The word "label" marks the lines to copy; find all of them in the entries below.

● ● ● ●

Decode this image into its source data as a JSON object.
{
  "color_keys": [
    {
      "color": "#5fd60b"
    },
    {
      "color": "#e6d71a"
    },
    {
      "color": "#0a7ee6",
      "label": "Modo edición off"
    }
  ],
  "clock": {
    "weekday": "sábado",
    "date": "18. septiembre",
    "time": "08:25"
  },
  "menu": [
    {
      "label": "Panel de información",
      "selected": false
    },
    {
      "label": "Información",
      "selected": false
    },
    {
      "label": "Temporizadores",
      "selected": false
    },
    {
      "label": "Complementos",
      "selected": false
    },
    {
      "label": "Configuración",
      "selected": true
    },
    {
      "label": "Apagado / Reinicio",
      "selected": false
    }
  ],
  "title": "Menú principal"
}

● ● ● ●

EXERCISE ANSWER –
      "label": "Modo edición off"
      "label": "Panel de información",
      "label": "Información",
      "label": "Temporizadores",
      "label": "Complementos",
      "label": "Configuración",
      "label": "Apagado / Reinicio",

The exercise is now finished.